Participated in a Strategic Commissioning Masterclass today at the Admiralty Arch in London, with the National School of Government.
Peter Housden the Permanent Secretary at DCLG opens up and outlines the Governments views on commissioning. He talks about how services improved by 25% from 2001 but at the same time public satisfaction fell. I question him about this anomaly and we agree that maybe CPA wasn't designed with public opinion fully in mind at the time but was based around Government priorities. He understands the arguments around investing in refuse collection and the highly visible services but that the high spenders of education and social services soaking up resources and investment.
Professor Tony Bovaird and Dr Barbara Allen from Birmingham University lead the next session and outline several versions of what commissioning is. One of Tony's later slides suggest a model as to how commissioning, procurement and contracting should work, which suggests getting to a fairly advanced stage before considering delivery options and when doing so to treat them all as neutral. I challenge some of the assumptions behind this and point to the DCLG statutory guidance issued this month on strong and prosperous communities that outlines local authorities commissioning roles as, regularly assessing and reviewing services (including those delivered externally), and where they are under performing in comparison with others and having failed in terms of an improvement plan only then should you move towards a competition process.

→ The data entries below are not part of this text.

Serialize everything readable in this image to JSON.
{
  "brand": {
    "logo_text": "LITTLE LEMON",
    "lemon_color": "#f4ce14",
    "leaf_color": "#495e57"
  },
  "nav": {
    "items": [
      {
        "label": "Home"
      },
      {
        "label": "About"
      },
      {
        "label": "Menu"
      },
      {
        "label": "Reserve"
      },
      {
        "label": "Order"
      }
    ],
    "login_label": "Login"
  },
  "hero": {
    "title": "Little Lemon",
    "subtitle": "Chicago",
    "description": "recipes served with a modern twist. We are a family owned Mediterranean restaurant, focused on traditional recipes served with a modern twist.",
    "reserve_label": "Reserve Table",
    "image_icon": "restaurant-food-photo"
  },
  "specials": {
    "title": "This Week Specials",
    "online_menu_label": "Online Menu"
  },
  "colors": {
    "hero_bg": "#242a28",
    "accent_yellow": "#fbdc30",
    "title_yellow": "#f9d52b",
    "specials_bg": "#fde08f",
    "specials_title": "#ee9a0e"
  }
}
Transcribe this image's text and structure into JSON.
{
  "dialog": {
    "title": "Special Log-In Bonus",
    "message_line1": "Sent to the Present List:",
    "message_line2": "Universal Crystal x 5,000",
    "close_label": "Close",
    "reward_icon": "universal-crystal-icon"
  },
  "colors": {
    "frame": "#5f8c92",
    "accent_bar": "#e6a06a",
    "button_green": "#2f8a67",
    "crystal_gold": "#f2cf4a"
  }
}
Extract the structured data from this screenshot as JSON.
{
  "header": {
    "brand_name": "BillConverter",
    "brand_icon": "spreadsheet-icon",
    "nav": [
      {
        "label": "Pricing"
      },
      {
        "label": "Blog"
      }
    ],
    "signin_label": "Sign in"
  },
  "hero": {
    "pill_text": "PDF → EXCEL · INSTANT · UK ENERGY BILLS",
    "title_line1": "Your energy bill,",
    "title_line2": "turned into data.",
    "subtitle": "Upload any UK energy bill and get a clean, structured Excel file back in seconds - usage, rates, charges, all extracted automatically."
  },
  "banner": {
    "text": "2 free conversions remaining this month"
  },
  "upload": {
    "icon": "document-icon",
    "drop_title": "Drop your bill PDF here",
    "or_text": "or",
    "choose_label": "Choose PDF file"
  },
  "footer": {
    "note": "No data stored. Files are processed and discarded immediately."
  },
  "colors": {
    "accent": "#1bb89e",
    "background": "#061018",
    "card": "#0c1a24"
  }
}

Basically there is nothing statutory that says you need to turn every area of service delivery into a commissioning process that leads to a procurement exercise.
The debate goes on and John Tizzard (ex Capita) comes in on the points I made and says we don't want to turn commissioning in to a mechanistic process, there needs to be an element of political choice about it. So long as this is based on tangible evidence I am fully supportive of this.
I believe we are still in the early stages of shaping the strategic commissioning agenda and it will formulate more coherently over the coming months. However local authorities should be clear about what their statutory duties are and not be scared or cajoled into doing something they don't necessarily think is correct for them, just because some spiv in a sharp suit tells them it's whats required.